Bruce told me the trail was not technical and it was beautiful and easy. Lesson One – Never listen to husband! As we started rolling along, it was gorgeous and I was really enjoying the twisty, rolling trail through the woods. Then just as I was relaxing and enjoying life; it changed. We had rolled nicely up some descents and as the saying goes, “What goes up, must come down” and so we did; hard and fast. The trail suddenly became technical and I was doing a little wrenching on the sled to keep her upright. This made me forget all about my physical problems as I focused on not rolling it. To make it more exciting, we started to meet all the teams head on coming from the turn around. We’d be flying down the switchbacks only to come around a blind corner to meet another team on the return trip on the wrong side of the trail. At one gradual decline, I saw Lina Streeper coming up hill and she yelled, “There’s a really steep corner coming up Monica!” I’m thinking, “Oh shit, this one required a warning!” Yep, she was right.
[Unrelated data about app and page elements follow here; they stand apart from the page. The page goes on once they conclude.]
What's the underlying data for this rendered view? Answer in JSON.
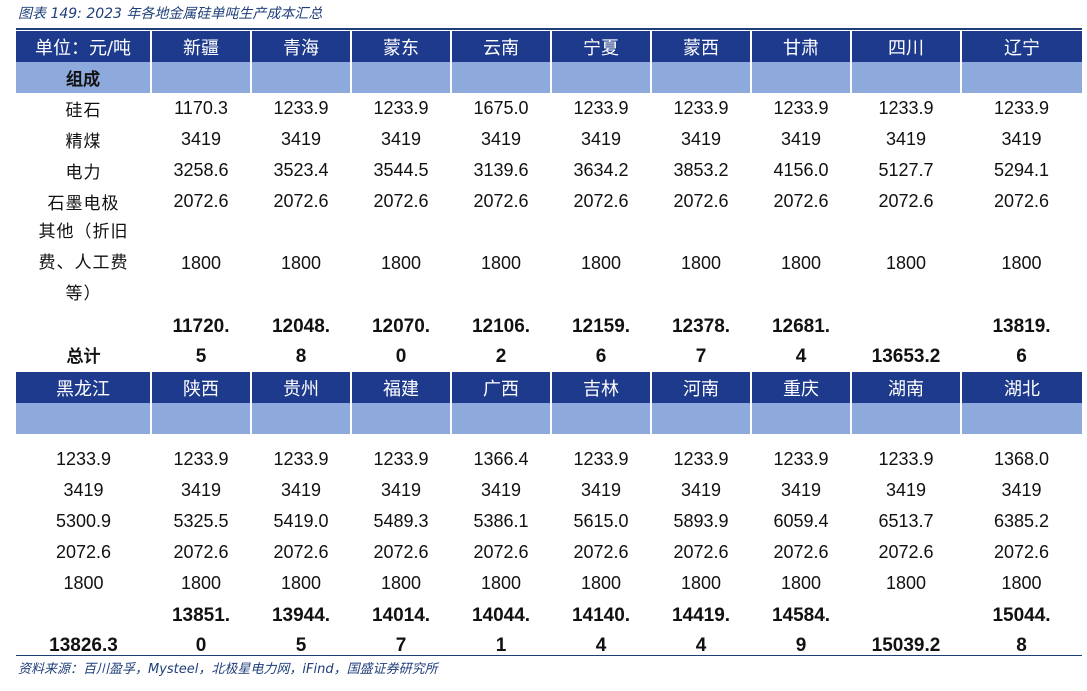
{
  "caption": "图表 149: 2023 年各地金属硅单吨生产成本汇总",
  "source": "资料来源：百川盈孚，Mysteel，北极星电力网，iFind，国盛证券研究所",
  "table1": {
    "header": [
      "单位：元/吨",
      "新疆",
      "青海",
      "蒙东",
      "云南",
      "宁夏",
      "蒙西",
      "甘肃",
      "四川",
      "辽宁"
    ],
    "group_label": "组成",
    "rows": [
      {
        "label": "硅石",
        "values": [
          "1170.3",
          "1233.9",
          "1233.9",
          "1675.0",
          "1233.9",
          "1233.9",
          "1233.9",
          "1233.9",
          "1233.9"
        ]
      },
      {
        "label": "精煤",
        "values": [
          "3419",
          "3419",
          "3419",
          "3419",
          "3419",
          "3419",
          "3419",
          "3419",
          "3419"
        ]
      },
      {
        "label": "电力",
        "values": [
          "3258.6",
          "3523.4",
          "3544.5",
          "3139.6",
          "3634.2",
          "3853.2",
          "4156.0",
          "5127.7",
          "5294.1"
        ]
      },
      {
        "label": "石墨电极",
        "values": [
          "2072.6",
          "2072.6",
          "2072.6",
          "2072.6",
          "2072.6",
          "2072.6",
          "2072.6",
          "2072.6",
          "2072.6"
        ]
      },
      {
        "label_lines": [
          "其他（折旧",
          "费、人工费",
          "等）"
        ],
        "values": [
          "1800",
          "1800",
          "1800",
          "1800",
          "1800",
          "1800",
          "1800",
          "1800",
          "1800"
        ]
      }
    ],
    "total": {
      "label": "总计",
      "values": [
        {
          "top": "11720.",
          "bottom": "5"
        },
        {
          "top": "12048.",
          "bottom": "8"
        },
        {
          "top": "12070.",
          "bottom": "0"
        },
        {
          "top": "12106.",
          "bottom": "2"
        },
        {
          "top": "12159.",
          "bottom": "6"
        },
        {
          "top": "12378.",
          "bottom": "7"
        },
        {
          "top": "12681.",
          "bottom": "4"
        },
        {
          "top": "",
          "bottom": "13653.2"
        },
        {
          "top": "13819.",
          "bottom": "6"
        }
      ]
    }
  },
  "table2": {
    "header": [
      "黑龙江",
      "陕西",
      "贵州",
      "福建",
      "广西",
      "吉林",
      "河南",
      "重庆",
      "湖南",
      "湖北"
    ],
    "rows": [
      [
        "1233.9",
        "1233.9",
        "1233.9",
        "1233.9",
        "1366.4",
        "1233.9",
        "1233.9",
        "1233.9",
        "1233.9",
        "1368.0"
      ],
      [
        "3419",
        "3419",
        "3419",
        "3419",
        "3419",
        "3419",
        "3419",
        "3419",
        "3419",
        "3419"
      ],
      [
        "5300.9",
        "5325.5",
        "5419.0",
        "5489.3",
        "5386.1",
        "5615.0",
        "5893.9",
        "6059.4",
        "6513.7",
        "6385.2"
      ],
      [
        "2072.6",
        "2072.6",
        "2072.6",
        "2072.6",
        "2072.6",
        "2072.6",
        "2072.6",
        "2072.6",
        "2072.6",
        "2072.6"
      ],
      [
        "1800",
        "1800",
        "1800",
        "1800",
        "1800",
        "1800",
        "1800",
        "1800",
        "1800",
        "1800"
      ]
    ],
    "total": [
      {
        "top": "",
        "bottom": "13826.3"
      },
      {
        "top": "13851.",
        "bottom": "0"
      },
      {
        "top": "13944.",
        "bottom": "5"
      },
      {
        "top": "14014.",
        "bottom": "7"
      },
      {
        "top": "14044.",
        "bottom": "1"
      },
      {
        "top": "14140.",
        "bottom": "4"
      },
      {
        "top": "14419.",
        "bottom": "4"
      },
      {
        "top": "14584.",
        "bottom": "9"
      },
      {
        "top": "",
        "bottom": "15039.2"
      },
      {
        "top": "15044.",
        "bottom": "8"
      }
    ]
  }
}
We came down fast and for you flatlanders sometimes you are cooking 17+ mph while on the pad only to have to come off so you can make the corner. It takes your breath away! Apparently, there were a few teams that spilled and rolled in this section. Then after what I’ll now refer to as Lina’s turn, I came to a complete “U” in the trail. That was fun! We used to rate scary things by their butt pucker factor. Well, I had no worries about my bowels letting loose as things were puckered at about a 7-8 during this section. There was nothing getting through there to my delight.
I was very thankful I took leaders that stayed to the right, as it gave me a measure of confidence on so many blind corners. I had one exciting pass as I came down the hill and there were two teams coming up; one on my side and another on the other side. The team chose to hug the right even closer and we blew right through them. Whew! Then just as the trail came down I realized all those people going the other way coming up were running and pumping with 10-12 dog teams and soon that was going to be me with an 8 dog team. I knew it was going to suck.
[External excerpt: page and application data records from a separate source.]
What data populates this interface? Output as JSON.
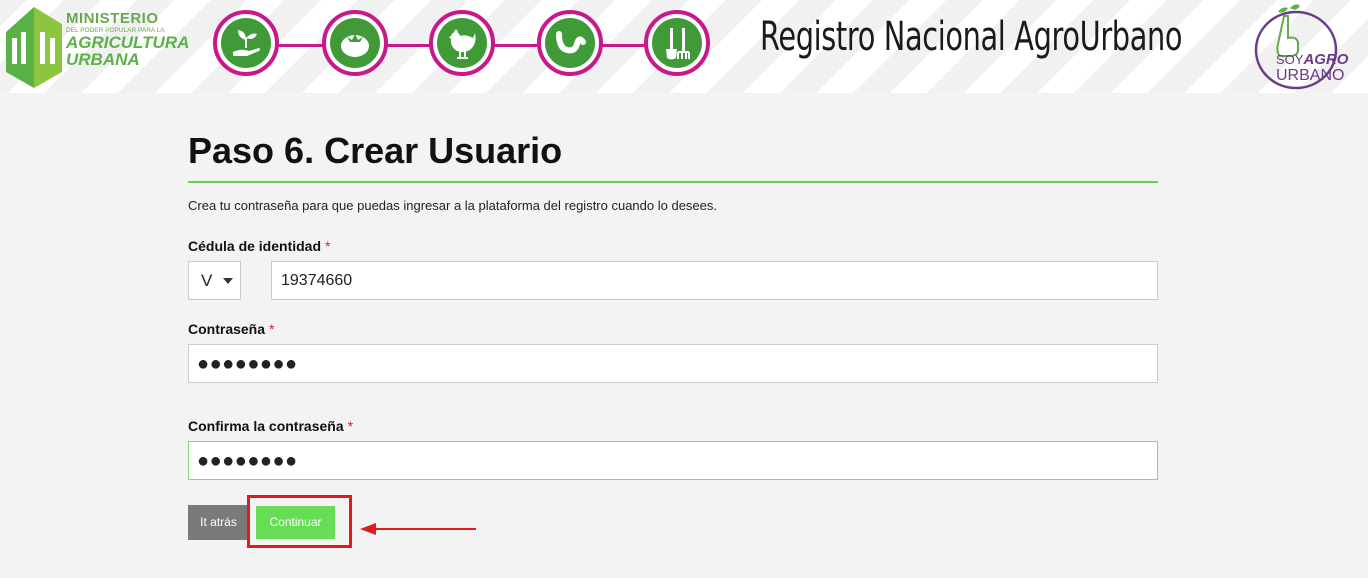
{
  "header": {
    "ministry_logo": {
      "line1": "MINISTERIO",
      "line2": "DEL PODER POPULAR PARA LA",
      "line3": "AGRICULTURA",
      "line4": "URBANA"
    },
    "step_icons": [
      "hand-plant-icon",
      "tomato-icon",
      "chicken-icon",
      "worm-icon",
      "garden-tools-icon"
    ],
    "title": "Registro Nacional AgroUrbano",
    "soy_logo": {
      "soy": "SOY",
      "agro": "AGRO",
      "urbano": "URBANO"
    }
  },
  "form": {
    "title": "Paso 6. Crear Usuario",
    "intro": "Crea tu contraseña para que puedas ingresar a la plataforma del registro cuando lo desees.",
    "required_mark": "*",
    "cedula": {
      "label": "Cédula de identidad",
      "type_value": "V",
      "number_value": "19374660"
    },
    "password": {
      "label": "Contraseña",
      "masked_value": "●●●●●●●●"
    },
    "confirm_password": {
      "label": "Confirma la contraseña",
      "masked_value": "●●●●●●●●"
    },
    "back_button": "It atrás",
    "continue_button": "Continuar"
  },
  "annotation": {
    "highlight_color": "#e01b1b",
    "arrow_icon": "left-arrow-icon"
  },
  "colors": {
    "accent_green": "#66dd55",
    "chain_magenta": "#c8188a",
    "icon_green": "#3f9a37",
    "required_red": "#d9231d"
  }
}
We made the turn around and started to climb and it sucked. I had to help the team as some of these were steep. Unfortunately, I was a useless lump of flesh that day and my best was barely an effort. I was definitely the weak link. I kept wondering why I had signed up to do this. Despite the tough climbs the team had spunk in them and when we started rolling back they were ready to run. I allowed them to open it up a bit, but cautiously kept them under 16 on the downhills. They did so well on the climbs out that I was shocked at the down hills on the way back. When I knew we were close I let them open it up and the team was hitting 17.5 mph with ease and I was impressed. They stopped the time at the top of the first hill thank goodness because I cannot imagine racing down that thing to the finish.
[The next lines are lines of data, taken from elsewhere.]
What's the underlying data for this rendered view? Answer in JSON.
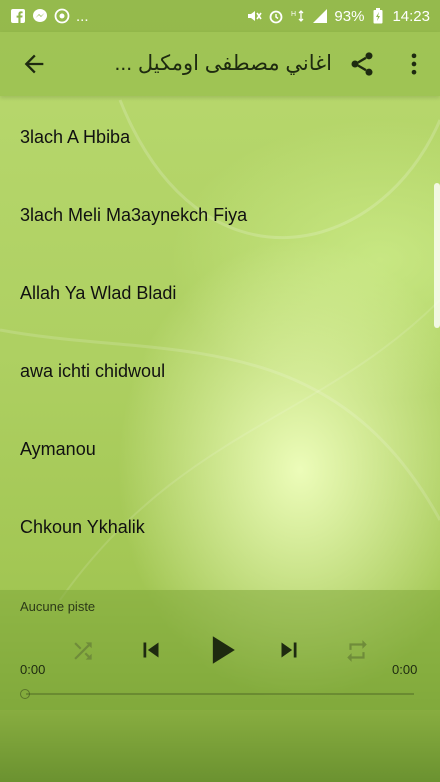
{
  "status_bar": {
    "battery_percent": "93%",
    "time": "14:23",
    "notification_dots": "...",
    "left_icons": [
      "facebook-icon",
      "messenger-icon",
      "circle-app-icon"
    ],
    "right_icons": [
      "mute-icon",
      "alarm-icon",
      "data-icon",
      "signal-icon",
      "battery-icon"
    ]
  },
  "app_bar": {
    "title": "اغاني مصطفى اومكيل ...",
    "back_icon": "arrow-back-icon",
    "share_icon": "share-icon",
    "more_icon": "more-vert-icon"
  },
  "songs": [
    "3lach A Hbiba",
    "3lach Meli Ma3aynekch Fiya",
    "Allah Ya Wlad Bladi",
    "awa ichti chidwoul",
    "Aymanou",
    "Chkoun Ykhalik"
  ],
  "player": {
    "track_label": "Aucune piste",
    "time_elapsed": "0:00",
    "time_total": "0:00",
    "progress_fraction": 0,
    "controls": [
      "shuffle-icon",
      "skip-previous-icon",
      "play-icon",
      "skip-next-icon",
      "repeat-icon"
    ]
  },
  "colors": {
    "accent": "#a8cc5c",
    "text": "#111111",
    "icon_dim": "#6f8c3a",
    "icon_strong": "#1e2a10"
  }
}
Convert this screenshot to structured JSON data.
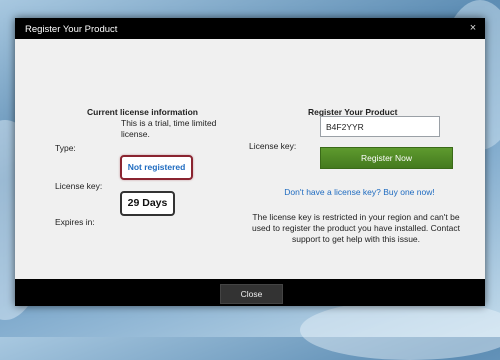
{
  "window": {
    "title": "Register Your Product",
    "close_glyph": "×"
  },
  "current_license": {
    "heading": "Current license information",
    "type_label": "Type:",
    "type_value": "This is a trial, time limited license.",
    "license_key_label": "License key:",
    "license_key_status": "Not registered",
    "expires_label": "Expires in:",
    "expires_value": "29 Days"
  },
  "register": {
    "heading": "Register Your Product",
    "license_key_label": "License key:",
    "license_key_value": "B4F2YYR",
    "register_button": "Register Now",
    "buy_link": "Don't have a license key? Buy one now!",
    "notice": "The license key is restricted in your region and can't be used to register the product you have installed. Contact support to get help with this issue."
  },
  "footer": {
    "close_button": "Close"
  },
  "colors": {
    "accent_link": "#1e6bc0",
    "register_button": "#4f8a26",
    "badge_border": "#8a2430"
  }
}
After the race was over I felt a ray of hope that I might have crested the hill of my illness as I was no longer dizzy and I was starving. I very cautiously got a sandwich on the drive over to Alpine and then I waited …… the suspense was torture ……. No rumbling ….. bonus ……..No need for the bathroom … bonus …… please let this be over!! At the end of day 1, I was 3 minutes behind John and only 20 some seconds in front of Liz. It was close, but I really had my work cut out for me to make up 3 minutes on a 28 mile trail the next day. The question was, “Would I be able to function on Sunday?”
Bruce had a great run and was very pleased with the dog’s performance. His superstar Pakwa had a great day and was the team’s throttle. He realized as he was going down the hills that his “non-technical” explanation was not going to go over well with me; “OOPS!”. He finished 20 some seconds behind Lina and only a couple minutes in front of JR. It was a very close field. Leaders: Pakwa, Fala, Lumpy, Dime, Aslan, Euro, Peace, Jasper, Guru, Durango, Kroner, Chepi.